Exercise instructions
Word for word, the records below are to be set down again.

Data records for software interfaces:
######
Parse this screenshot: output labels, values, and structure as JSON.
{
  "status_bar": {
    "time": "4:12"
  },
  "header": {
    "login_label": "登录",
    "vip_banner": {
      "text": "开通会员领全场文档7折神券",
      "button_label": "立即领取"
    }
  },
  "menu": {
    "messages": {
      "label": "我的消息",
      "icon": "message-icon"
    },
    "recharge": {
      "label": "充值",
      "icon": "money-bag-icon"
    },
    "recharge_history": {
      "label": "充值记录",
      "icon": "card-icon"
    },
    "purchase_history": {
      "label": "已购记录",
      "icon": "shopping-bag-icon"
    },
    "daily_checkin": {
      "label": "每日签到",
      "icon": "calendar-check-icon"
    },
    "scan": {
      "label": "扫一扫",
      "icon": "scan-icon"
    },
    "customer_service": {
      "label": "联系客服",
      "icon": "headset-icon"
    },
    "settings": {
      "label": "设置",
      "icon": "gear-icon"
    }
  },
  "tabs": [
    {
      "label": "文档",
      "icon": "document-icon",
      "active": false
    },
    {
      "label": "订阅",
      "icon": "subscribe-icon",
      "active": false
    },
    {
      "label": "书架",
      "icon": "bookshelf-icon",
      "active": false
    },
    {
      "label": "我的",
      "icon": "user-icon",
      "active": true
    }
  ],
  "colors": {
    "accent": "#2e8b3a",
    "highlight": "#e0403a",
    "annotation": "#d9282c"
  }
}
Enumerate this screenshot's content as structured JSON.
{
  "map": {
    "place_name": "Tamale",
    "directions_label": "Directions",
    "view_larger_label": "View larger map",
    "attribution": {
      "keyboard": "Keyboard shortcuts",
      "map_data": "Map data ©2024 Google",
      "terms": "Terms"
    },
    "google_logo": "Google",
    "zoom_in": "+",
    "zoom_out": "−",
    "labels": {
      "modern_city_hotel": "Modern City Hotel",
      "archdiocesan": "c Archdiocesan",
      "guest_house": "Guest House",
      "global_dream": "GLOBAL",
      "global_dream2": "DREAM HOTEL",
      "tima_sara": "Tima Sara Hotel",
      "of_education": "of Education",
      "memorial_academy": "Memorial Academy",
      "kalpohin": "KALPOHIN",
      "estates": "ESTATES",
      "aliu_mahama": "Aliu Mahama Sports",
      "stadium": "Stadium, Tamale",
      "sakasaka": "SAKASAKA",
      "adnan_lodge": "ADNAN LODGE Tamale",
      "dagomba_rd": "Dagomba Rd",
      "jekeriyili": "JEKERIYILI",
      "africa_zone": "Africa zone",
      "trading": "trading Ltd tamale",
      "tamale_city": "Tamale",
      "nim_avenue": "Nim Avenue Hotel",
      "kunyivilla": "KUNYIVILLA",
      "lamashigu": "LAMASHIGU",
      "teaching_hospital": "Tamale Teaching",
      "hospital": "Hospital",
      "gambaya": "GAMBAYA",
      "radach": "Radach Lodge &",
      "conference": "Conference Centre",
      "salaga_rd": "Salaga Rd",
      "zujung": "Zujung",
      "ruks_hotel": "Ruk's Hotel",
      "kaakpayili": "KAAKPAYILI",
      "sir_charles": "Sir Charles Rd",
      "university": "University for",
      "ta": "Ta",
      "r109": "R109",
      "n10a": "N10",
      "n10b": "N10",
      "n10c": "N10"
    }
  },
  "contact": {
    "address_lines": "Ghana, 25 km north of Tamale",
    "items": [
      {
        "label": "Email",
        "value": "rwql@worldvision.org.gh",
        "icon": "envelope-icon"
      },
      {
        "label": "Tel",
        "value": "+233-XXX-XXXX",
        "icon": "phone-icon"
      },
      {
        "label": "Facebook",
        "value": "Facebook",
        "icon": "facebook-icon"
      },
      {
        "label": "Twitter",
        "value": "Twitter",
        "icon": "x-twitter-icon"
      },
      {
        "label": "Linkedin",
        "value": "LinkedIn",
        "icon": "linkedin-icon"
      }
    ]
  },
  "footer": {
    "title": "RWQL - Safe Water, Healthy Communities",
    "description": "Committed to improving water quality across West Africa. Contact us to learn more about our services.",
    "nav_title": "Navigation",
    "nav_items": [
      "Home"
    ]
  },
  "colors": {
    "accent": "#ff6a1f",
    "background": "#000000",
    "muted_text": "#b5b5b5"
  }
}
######
Response below
Parse this screenshot: output labels, values, and structure as JSON.
{
  "status_bar": {
    "time": "4:12"
  },
  "header": {
    "login_label": "登录",
    "vip_banner": {
      "text": "开通会员领全场文档7折神券",
      "button_label": "立即领取"
    }
  },
  "menu": {
    "messages": {
      "label": "我的消息",
      "icon": "message-icon"
    },
    "recharge": {
      "label": "充值",
      "icon": "money-bag-icon"
    },
    "recharge_history": {
      "label": "充值记录",
      "icon": "card-icon"
    },
    "purchase_history": {
      "label": "已购记录",
      "icon": "shopping-bag-icon"
    },
    "daily_checkin": {
      "label": "每日签到",
      "icon": "calendar-check-icon"
    },
    "scan": {
      "label": "扫一扫",
      "icon": "scan-icon"
    },
    "customer_service": {
      "label": "联系客服",
      "icon": "headset-icon"
    },
    "settings": {
      "label": "设置",
      "icon": "gear-icon"
    }
  },
  "tabs": [
    {
      "label": "文档",
      "icon": "document-icon",
      "active": false
    },
    {
      "label": "订阅",
      "icon": "subscribe-icon",
      "active": false
    },
    {
      "label": "书架",
      "icon": "bookshelf-icon",
      "active": false
    },
    {
      "label": "我的",
      "icon": "user-icon",
      "active": true
    }
  ],
  "colors": {
    "accent": "#2e8b3a",
    "highlight": "#e0403a",
    "annotation": "#d9282c"
  }
}
Enumerate this screenshot's content as structured JSON.
{
  "map": {
    "place_name": "Tamale",
    "directions_label": "Directions",
    "view_larger_label": "View larger map",
    "attribution": {
      "keyboard": "Keyboard shortcuts",
      "map_data": "Map data ©2024 Google",
      "terms": "Terms"
    },
    "google_logo": "Google",
    "zoom_in": "+",
    "zoom_out": "−",
    "labels": {
      "modern_city_hotel": "Modern City Hotel",
      "archdiocesan": "c Archdiocesan",
      "guest_house": "Guest House",
      "global_dream": "GLOBAL",
      "global_dream2": "DREAM HOTEL",
      "tima_sara": "Tima Sara Hotel",
      "of_education": "of Education",
      "memorial_academy": "Memorial Academy",
      "kalpohin": "KALPOHIN",
      "estates": "ESTATES",
      "aliu_mahama": "Aliu Mahama Sports",
      "stadium": "Stadium, Tamale",
      "sakasaka": "SAKASAKA",
      "adnan_lodge": "ADNAN LODGE Tamale",
      "dagomba_rd": "Dagomba Rd",
      "jekeriyili": "JEKERIYILI",
      "africa_zone": "Africa zone",
      "trading": "trading Ltd tamale",
      "tamale_city": "Tamale",
      "nim_avenue": "Nim Avenue Hotel",
      "kunyivilla": "KUNYIVILLA",
      "lamashigu": "LAMASHIGU",
      "teaching_hospital": "Tamale Teaching",
      "hospital": "Hospital",
      "gambaya": "GAMBAYA",
      "radach": "Radach Lodge &",
      "conference": "Conference Centre",
      "salaga_rd": "Salaga Rd",
      "zujung": "Zujung",
      "ruks_hotel": "Ruk's Hotel",
      "kaakpayili": "KAAKPAYILI",
      "sir_charles": "Sir Charles Rd",
      "university": "University for",
      "ta": "Ta",
      "r109": "R109",
      "n10a": "N10",
      "n10b": "N10",
      "n10c": "N10"
    }
  },
  "contact": {
    "address_lines": "Ghana, 25 km north of Tamale",
    "items": [
      {
        "label": "Email",
        "value": "rwql@worldvision.org.gh",
        "icon": "envelope-icon"
      },
      {
        "label": "Tel",
        "value": "+233-XXX-XXXX",
        "icon": "phone-icon"
      },
      {
        "label": "Facebook",
        "value": "Facebook",
        "icon": "facebook-icon"
      },
      {
        "label": "Twitter",
        "value": "Twitter",
        "icon": "x-twitter-icon"
      },
      {
        "label": "Linkedin",
        "value": "LinkedIn",
        "icon": "linkedin-icon"
      }
    ]
  },
  "footer": {
    "title": "RWQL - Safe Water, Healthy Communities",
    "description": "Committed to improving water quality across West Africa. Contact us to learn more about our services.",
    "nav_title": "Navigation",
    "nav_items": [
      "Home"
    ]
  },
  "colors": {
    "accent": "#ff6a1f",
    "background": "#000000",
    "muted_text": "#b5b5b5"
  }
}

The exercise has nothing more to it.